- EXERCISE OBJECTIVE -
An exact, complete copy of the entries is what is needed.

Data records for software interfaces:
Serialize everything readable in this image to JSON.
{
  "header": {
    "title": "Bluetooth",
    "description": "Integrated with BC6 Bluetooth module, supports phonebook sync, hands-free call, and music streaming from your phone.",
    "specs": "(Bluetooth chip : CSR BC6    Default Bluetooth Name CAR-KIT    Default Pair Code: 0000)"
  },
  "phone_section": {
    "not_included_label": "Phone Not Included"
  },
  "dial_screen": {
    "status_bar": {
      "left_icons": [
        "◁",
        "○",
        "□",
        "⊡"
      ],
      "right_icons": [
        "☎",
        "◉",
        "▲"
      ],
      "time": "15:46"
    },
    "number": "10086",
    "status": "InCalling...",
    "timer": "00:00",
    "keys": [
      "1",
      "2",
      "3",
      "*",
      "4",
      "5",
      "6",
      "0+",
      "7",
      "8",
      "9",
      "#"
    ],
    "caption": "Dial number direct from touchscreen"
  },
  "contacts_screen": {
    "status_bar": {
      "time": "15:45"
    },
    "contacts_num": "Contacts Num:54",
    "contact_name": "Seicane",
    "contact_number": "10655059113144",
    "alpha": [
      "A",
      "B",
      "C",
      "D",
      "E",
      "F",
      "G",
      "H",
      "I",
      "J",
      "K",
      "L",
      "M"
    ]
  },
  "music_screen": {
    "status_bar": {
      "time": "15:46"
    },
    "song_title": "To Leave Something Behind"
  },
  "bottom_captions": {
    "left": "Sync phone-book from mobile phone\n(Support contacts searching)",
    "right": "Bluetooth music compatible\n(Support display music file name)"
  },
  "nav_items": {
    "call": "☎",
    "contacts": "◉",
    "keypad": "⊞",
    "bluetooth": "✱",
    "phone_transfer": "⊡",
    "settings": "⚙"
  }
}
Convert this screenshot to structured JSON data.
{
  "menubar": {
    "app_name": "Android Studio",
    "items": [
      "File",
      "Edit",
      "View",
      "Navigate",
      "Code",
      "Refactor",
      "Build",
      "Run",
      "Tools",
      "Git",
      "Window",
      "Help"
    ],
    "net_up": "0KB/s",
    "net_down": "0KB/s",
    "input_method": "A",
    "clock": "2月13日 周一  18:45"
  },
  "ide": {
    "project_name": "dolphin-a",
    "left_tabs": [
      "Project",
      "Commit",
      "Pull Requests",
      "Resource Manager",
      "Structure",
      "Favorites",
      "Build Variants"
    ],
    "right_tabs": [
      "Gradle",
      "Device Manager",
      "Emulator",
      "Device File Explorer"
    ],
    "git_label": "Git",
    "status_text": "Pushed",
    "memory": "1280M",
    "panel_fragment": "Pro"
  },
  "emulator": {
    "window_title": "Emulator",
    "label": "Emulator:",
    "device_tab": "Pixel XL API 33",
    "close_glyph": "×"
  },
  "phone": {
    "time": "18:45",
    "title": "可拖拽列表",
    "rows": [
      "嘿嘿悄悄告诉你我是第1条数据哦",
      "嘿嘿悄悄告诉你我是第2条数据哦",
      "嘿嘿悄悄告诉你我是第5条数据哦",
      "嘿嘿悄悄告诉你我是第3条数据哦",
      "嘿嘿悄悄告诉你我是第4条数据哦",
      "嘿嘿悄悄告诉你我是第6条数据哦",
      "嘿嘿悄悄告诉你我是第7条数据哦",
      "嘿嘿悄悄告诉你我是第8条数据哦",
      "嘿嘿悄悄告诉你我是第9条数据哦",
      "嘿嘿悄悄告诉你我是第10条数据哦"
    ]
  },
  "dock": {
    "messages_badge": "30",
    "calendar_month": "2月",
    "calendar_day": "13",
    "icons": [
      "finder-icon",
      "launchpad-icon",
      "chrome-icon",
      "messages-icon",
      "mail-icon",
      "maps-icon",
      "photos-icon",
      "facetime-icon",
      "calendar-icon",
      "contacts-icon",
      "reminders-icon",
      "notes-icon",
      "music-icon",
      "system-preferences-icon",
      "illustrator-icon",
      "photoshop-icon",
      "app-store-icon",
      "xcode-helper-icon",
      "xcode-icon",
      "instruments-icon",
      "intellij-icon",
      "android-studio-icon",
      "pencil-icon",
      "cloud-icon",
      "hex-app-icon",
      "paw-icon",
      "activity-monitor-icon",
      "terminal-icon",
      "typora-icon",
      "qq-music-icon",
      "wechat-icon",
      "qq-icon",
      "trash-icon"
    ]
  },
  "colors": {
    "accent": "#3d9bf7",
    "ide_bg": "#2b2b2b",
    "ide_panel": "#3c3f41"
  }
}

- SOLUTION -
Serialize everything readable in this image to JSON.
{
  "header": {
    "title": "Bluetooth",
    "description": "Integrated with BC6 Bluetooth module, supports phonebook sync, hands-free call, and music streaming from your phone.",
    "specs": "(Bluetooth chip : CSR BC6    Default Bluetooth Name CAR-KIT    Default Pair Code: 0000)"
  },
  "phone_section": {
    "not_included_label": "Phone Not Included"
  },
  "dial_screen": {
    "status_bar": {
      "left_icons": [
        "◁",
        "○",
        "□",
        "⊡"
      ],
      "right_icons": [
        "☎",
        "◉",
        "▲"
      ],
      "time": "15:46"
    },
    "number": "10086",
    "status": "InCalling...",
    "timer": "00:00",
    "keys": [
      "1",
      "2",
      "3",
      "*",
      "4",
      "5",
      "6",
      "0+",
      "7",
      "8",
      "9",
      "#"
    ],
    "caption": "Dial number direct from touchscreen"
  },
  "contacts_screen": {
    "status_bar": {
      "time": "15:45"
    },
    "contacts_num": "Contacts Num:54",
    "contact_name": "Seicane",
    "contact_number": "10655059113144",
    "alpha": [
      "A",
      "B",
      "C",
      "D",
      "E",
      "F",
      "G",
      "H",
      "I",
      "J",
      "K",
      "L",
      "M"
    ]
  },
  "music_screen": {
    "status_bar": {
      "time": "15:46"
    },
    "song_title": "To Leave Something Behind"
  },
  "bottom_captions": {
    "left": "Sync phone-book from mobile phone\n(Support contacts searching)",
    "right": "Bluetooth music compatible\n(Support display music file name)"
  },
  "nav_items": {
    "call": "☎",
    "contacts": "◉",
    "keypad": "⊞",
    "bluetooth": "✱",
    "phone_transfer": "⊡",
    "settings": "⚙"
  }
}
Convert this screenshot to structured JSON data.
{
  "menubar": {
    "app_name": "Android Studio",
    "items": [
      "File",
      "Edit",
      "View",
      "Navigate",
      "Code",
      "Refactor",
      "Build",
      "Run",
      "Tools",
      "Git",
      "Window",
      "Help"
    ],
    "net_up": "0KB/s",
    "net_down": "0KB/s",
    "input_method": "A",
    "clock": "2月13日 周一  18:45"
  },
  "ide": {
    "project_name": "dolphin-a",
    "left_tabs": [
      "Project",
      "Commit",
      "Pull Requests",
      "Resource Manager",
      "Structure",
      "Favorites",
      "Build Variants"
    ],
    "right_tabs": [
      "Gradle",
      "Device Manager",
      "Emulator",
      "Device File Explorer"
    ],
    "git_label": "Git",
    "status_text": "Pushed",
    "memory": "1280M",
    "panel_fragment": "Pro"
  },
  "emulator": {
    "window_title": "Emulator",
    "label": "Emulator:",
    "device_tab": "Pixel XL API 33",
    "close_glyph": "×"
  },
  "phone": {
    "time": "18:45",
    "title": "可拖拽列表",
    "rows": [
      "嘿嘿悄悄告诉你我是第1条数据哦",
      "嘿嘿悄悄告诉你我是第2条数据哦",
      "嘿嘿悄悄告诉你我是第5条数据哦",
      "嘿嘿悄悄告诉你我是第3条数据哦",
      "嘿嘿悄悄告诉你我是第4条数据哦",
      "嘿嘿悄悄告诉你我是第6条数据哦",
      "嘿嘿悄悄告诉你我是第7条数据哦",
      "嘿嘿悄悄告诉你我是第8条数据哦",
      "嘿嘿悄悄告诉你我是第9条数据哦",
      "嘿嘿悄悄告诉你我是第10条数据哦"
    ]
  },
  "dock": {
    "messages_badge": "30",
    "calendar_month": "2月",
    "calendar_day": "13",
    "icons": [
      "finder-icon",
      "launchpad-icon",
      "chrome-icon",
      "messages-icon",
      "mail-icon",
      "maps-icon",
      "photos-icon",
      "facetime-icon",
      "calendar-icon",
      "contacts-icon",
      "reminders-icon",
      "notes-icon",
      "music-icon",
      "system-preferences-icon",
      "illustrator-icon",
      "photoshop-icon",
      "app-store-icon",
      "xcode-helper-icon",
      "xcode-icon",
      "instruments-icon",
      "intellij-icon",
      "android-studio-icon",
      "pencil-icon",
      "cloud-icon",
      "hex-app-icon",
      "paw-icon",
      "activity-monitor-icon",
      "terminal-icon",
      "typora-icon",
      "qq-music-icon",
      "wechat-icon",
      "qq-icon",
      "trash-icon"
    ]
  },
  "colors": {
    "accent": "#3d9bf7",
    "ide_bg": "#2b2b2b",
    "ide_panel": "#3c3f41"
  }
}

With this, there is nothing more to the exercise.